Search the data for the word "JSON" and copy each line that has it.
==== Excerpted data
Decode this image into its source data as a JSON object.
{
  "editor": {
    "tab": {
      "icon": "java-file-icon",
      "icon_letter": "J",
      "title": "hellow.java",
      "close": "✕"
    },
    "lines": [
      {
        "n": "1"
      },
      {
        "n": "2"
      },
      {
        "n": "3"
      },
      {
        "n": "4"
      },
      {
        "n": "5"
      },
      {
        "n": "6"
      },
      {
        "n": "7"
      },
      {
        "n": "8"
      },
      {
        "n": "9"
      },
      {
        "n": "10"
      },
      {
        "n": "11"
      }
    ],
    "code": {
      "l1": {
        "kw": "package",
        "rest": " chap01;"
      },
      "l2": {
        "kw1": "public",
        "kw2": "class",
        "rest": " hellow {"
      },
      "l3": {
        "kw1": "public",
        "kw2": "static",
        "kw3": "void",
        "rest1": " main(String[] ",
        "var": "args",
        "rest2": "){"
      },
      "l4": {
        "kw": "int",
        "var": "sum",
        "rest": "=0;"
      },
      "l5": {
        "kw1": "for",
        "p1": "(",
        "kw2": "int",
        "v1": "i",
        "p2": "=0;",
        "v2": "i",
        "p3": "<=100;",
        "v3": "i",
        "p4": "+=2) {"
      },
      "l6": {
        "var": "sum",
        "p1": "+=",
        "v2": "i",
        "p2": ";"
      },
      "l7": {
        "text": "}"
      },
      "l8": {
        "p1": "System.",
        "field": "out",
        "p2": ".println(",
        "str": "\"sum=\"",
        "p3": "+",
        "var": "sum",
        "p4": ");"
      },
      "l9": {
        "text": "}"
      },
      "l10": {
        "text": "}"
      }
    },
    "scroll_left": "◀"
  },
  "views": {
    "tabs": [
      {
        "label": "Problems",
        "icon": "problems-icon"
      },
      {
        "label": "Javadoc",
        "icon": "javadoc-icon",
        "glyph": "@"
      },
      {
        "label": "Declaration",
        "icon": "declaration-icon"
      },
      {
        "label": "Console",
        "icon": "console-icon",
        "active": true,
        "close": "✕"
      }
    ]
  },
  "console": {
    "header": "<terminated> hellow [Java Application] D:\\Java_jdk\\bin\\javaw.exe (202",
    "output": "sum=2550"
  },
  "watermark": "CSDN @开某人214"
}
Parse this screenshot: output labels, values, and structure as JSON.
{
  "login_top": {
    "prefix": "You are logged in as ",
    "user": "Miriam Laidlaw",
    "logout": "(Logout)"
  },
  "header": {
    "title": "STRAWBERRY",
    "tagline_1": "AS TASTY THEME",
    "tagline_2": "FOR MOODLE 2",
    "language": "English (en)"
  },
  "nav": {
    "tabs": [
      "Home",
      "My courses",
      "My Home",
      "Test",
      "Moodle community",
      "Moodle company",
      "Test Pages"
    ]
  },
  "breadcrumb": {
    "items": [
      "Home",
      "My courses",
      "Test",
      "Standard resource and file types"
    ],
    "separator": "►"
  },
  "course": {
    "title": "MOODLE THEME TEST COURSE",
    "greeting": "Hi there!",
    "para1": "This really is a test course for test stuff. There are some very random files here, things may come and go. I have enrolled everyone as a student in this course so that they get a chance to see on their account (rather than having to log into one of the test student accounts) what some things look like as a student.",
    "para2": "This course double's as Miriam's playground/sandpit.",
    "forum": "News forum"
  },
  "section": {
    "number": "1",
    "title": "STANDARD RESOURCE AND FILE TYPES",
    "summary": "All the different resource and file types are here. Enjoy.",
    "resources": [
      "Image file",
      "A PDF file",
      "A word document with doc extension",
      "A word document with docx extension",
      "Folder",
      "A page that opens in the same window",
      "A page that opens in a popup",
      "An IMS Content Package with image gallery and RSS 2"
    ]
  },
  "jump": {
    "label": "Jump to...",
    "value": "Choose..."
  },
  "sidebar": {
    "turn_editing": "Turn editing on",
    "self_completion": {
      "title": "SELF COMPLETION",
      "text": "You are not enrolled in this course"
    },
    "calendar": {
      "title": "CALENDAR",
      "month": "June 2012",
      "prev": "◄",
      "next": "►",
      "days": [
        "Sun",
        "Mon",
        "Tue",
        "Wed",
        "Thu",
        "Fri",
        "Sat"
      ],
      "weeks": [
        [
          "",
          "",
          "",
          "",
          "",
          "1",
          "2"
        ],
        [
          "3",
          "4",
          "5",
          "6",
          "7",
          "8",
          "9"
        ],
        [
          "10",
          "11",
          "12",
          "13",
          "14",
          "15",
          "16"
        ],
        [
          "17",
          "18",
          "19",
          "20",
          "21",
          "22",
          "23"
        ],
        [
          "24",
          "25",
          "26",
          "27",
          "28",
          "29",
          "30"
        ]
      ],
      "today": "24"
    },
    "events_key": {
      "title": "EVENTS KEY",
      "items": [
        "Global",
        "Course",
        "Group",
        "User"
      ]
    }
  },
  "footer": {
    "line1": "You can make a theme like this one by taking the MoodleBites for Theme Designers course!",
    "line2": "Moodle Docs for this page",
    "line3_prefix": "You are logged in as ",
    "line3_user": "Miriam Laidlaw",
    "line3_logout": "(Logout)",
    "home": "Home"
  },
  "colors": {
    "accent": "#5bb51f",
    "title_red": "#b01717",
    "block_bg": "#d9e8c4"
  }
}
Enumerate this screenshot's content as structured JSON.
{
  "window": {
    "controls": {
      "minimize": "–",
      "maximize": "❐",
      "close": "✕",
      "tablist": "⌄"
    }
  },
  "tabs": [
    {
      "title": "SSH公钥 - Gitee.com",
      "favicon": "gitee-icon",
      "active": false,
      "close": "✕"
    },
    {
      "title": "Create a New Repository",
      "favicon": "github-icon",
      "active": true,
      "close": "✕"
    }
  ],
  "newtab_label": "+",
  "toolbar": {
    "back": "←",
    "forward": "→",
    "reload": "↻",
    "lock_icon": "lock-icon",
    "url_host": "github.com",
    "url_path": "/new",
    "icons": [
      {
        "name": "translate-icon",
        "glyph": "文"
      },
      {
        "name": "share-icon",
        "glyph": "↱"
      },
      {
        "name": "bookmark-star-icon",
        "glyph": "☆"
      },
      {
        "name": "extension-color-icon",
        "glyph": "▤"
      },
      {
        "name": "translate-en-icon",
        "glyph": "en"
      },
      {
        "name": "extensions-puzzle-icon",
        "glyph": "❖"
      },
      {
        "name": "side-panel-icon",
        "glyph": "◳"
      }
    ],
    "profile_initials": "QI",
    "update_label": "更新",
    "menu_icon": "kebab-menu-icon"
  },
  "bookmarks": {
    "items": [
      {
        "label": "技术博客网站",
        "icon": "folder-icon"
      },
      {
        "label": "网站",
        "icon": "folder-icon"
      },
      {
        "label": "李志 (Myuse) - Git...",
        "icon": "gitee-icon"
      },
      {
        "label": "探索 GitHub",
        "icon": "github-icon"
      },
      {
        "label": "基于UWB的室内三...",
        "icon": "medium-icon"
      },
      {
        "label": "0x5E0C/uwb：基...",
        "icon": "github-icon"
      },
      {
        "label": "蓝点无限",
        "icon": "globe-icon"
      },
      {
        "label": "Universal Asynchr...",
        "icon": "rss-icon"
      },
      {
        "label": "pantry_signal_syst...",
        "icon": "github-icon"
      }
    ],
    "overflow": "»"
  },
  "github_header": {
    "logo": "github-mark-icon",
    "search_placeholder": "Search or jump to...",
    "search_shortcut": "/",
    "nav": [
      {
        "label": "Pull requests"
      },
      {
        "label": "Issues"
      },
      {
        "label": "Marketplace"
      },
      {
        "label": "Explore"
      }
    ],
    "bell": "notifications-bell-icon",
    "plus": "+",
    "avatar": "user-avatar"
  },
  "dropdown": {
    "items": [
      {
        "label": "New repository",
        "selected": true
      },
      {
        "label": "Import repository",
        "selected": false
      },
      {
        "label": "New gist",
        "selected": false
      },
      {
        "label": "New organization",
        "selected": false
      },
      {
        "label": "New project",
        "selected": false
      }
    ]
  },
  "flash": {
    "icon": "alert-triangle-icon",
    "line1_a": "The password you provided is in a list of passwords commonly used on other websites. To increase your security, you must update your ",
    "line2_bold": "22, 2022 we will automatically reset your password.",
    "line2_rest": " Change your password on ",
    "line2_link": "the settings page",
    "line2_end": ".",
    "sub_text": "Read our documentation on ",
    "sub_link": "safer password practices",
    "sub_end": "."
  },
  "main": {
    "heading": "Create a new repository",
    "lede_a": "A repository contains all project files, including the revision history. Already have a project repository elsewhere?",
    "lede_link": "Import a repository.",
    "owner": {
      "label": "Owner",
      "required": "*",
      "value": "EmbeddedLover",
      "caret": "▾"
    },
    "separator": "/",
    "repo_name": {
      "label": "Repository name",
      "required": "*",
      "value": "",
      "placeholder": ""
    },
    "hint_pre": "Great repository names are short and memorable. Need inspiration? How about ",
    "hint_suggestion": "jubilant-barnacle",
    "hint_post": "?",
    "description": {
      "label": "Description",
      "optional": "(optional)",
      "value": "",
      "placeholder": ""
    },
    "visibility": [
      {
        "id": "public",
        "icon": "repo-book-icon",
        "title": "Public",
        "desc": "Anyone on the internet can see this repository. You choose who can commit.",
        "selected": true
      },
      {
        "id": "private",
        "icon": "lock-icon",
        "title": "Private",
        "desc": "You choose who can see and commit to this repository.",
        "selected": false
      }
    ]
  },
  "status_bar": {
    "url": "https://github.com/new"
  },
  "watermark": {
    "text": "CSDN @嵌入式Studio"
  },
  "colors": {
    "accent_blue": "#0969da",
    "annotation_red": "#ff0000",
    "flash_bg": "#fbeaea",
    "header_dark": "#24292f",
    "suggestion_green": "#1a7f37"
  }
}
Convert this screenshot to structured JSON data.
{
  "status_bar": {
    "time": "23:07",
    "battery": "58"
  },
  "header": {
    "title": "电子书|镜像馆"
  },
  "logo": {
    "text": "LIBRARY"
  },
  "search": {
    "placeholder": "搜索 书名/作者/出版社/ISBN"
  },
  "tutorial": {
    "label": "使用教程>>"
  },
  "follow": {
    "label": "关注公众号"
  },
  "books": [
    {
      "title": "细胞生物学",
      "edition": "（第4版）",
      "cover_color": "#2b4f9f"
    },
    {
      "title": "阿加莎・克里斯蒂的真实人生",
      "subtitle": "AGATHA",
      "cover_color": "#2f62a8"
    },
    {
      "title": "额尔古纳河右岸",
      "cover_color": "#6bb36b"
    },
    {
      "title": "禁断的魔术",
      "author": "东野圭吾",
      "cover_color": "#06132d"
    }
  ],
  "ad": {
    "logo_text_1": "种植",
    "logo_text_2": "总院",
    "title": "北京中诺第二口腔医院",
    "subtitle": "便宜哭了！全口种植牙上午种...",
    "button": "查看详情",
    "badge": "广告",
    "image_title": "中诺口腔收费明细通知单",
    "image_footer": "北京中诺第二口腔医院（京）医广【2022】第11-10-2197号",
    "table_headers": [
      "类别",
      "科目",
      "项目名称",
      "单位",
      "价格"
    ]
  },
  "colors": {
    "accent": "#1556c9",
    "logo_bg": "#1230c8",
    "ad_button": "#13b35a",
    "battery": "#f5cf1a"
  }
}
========
** Expected answer **
Decode this image into its source data as a JSON object.
Parse this screenshot: output labels, values, and structure as JSON.
Enumerate this screenshot's content as structured JSON.
Convert this screenshot to structured JSON data.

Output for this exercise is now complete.